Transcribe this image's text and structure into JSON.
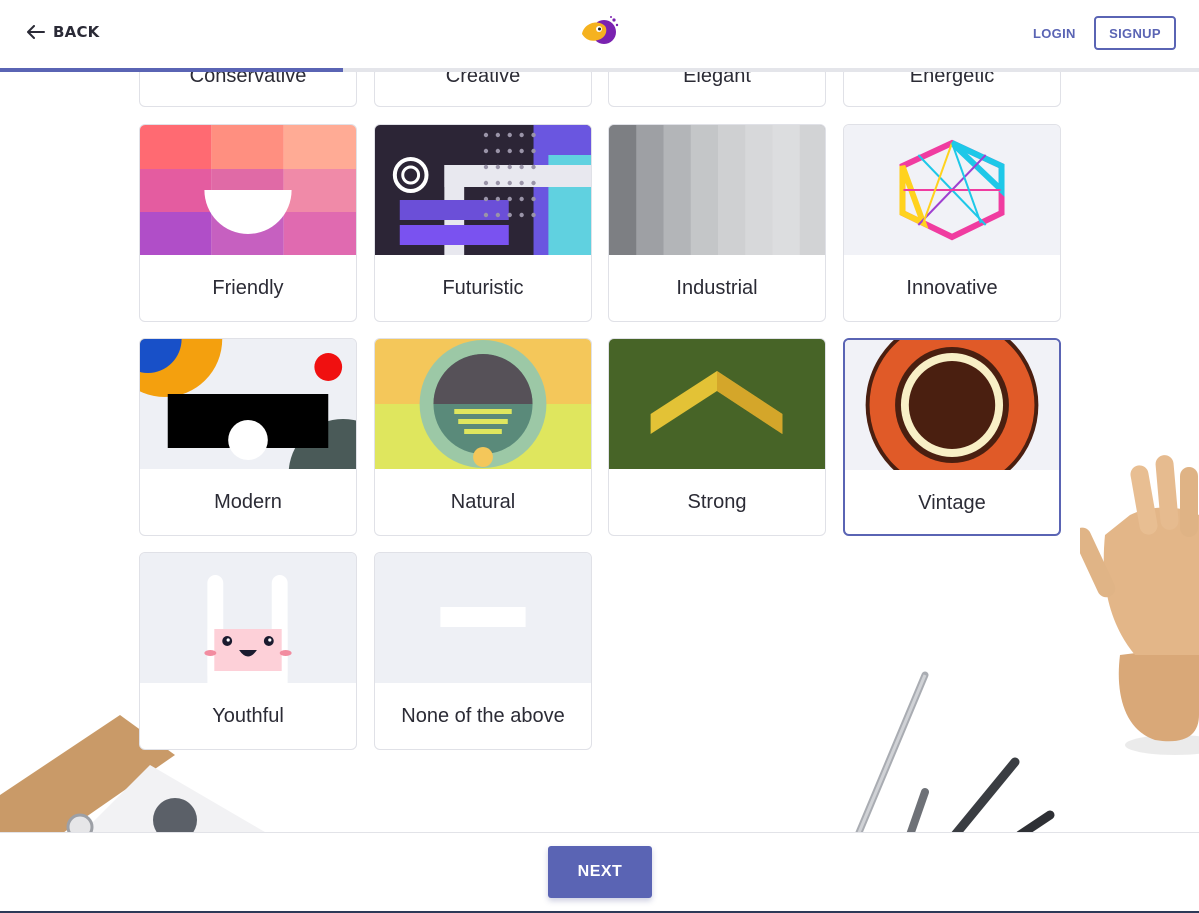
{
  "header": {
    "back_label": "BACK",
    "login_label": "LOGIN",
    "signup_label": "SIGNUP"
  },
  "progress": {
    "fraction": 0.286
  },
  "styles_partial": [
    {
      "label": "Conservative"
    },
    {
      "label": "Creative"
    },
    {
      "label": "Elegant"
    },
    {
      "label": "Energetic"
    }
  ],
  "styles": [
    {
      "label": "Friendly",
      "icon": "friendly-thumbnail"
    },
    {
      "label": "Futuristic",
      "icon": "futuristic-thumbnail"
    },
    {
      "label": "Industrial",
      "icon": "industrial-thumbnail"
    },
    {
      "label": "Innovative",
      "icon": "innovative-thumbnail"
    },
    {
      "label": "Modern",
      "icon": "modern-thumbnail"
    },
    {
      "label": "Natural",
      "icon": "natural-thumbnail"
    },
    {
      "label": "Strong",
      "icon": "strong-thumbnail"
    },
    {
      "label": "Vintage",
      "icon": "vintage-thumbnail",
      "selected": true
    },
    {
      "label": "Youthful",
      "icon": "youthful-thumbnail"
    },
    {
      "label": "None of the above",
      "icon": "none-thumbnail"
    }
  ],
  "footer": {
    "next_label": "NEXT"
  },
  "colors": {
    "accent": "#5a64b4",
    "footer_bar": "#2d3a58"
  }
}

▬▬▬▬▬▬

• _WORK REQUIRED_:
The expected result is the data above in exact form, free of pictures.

• _OUTPUT FOR THIS EXERCISE_:
Transcribe this image's text and structure into JSON.
{
  "header": {
    "back_label": "BACK",
    "login_label": "LOGIN",
    "signup_label": "SIGNUP"
  },
  "progress": {
    "fraction": 0.286
  },
  "styles_partial": [
    {
      "label": "Conservative"
    },
    {
      "label": "Creative"
    },
    {
      "label": "Elegant"
    },
    {
      "label": "Energetic"
    }
  ],
  "styles": [
    {
      "label": "Friendly",
      "icon": "friendly-thumbnail"
    },
    {
      "label": "Futuristic",
      "icon": "futuristic-thumbnail"
    },
    {
      "label": "Industrial",
      "icon": "industrial-thumbnail"
    },
    {
      "label": "Innovative",
      "icon": "innovative-thumbnail"
    },
    {
      "label": "Modern",
      "icon": "modern-thumbnail"
    },
    {
      "label": "Natural",
      "icon": "natural-thumbnail"
    },
    {
      "label": "Strong",
      "icon": "strong-thumbnail"
    },
    {
      "label": "Vintage",
      "icon": "vintage-thumbnail",
      "selected": true
    },
    {
      "label": "Youthful",
      "icon": "youthful-thumbnail"
    },
    {
      "label": "None of the above",
      "icon": "none-thumbnail"
    }
  ],
  "footer": {
    "next_label": "NEXT"
  },
  "colors": {
    "accent": "#5a64b4",
    "footer_bar": "#2d3a58"
  }
}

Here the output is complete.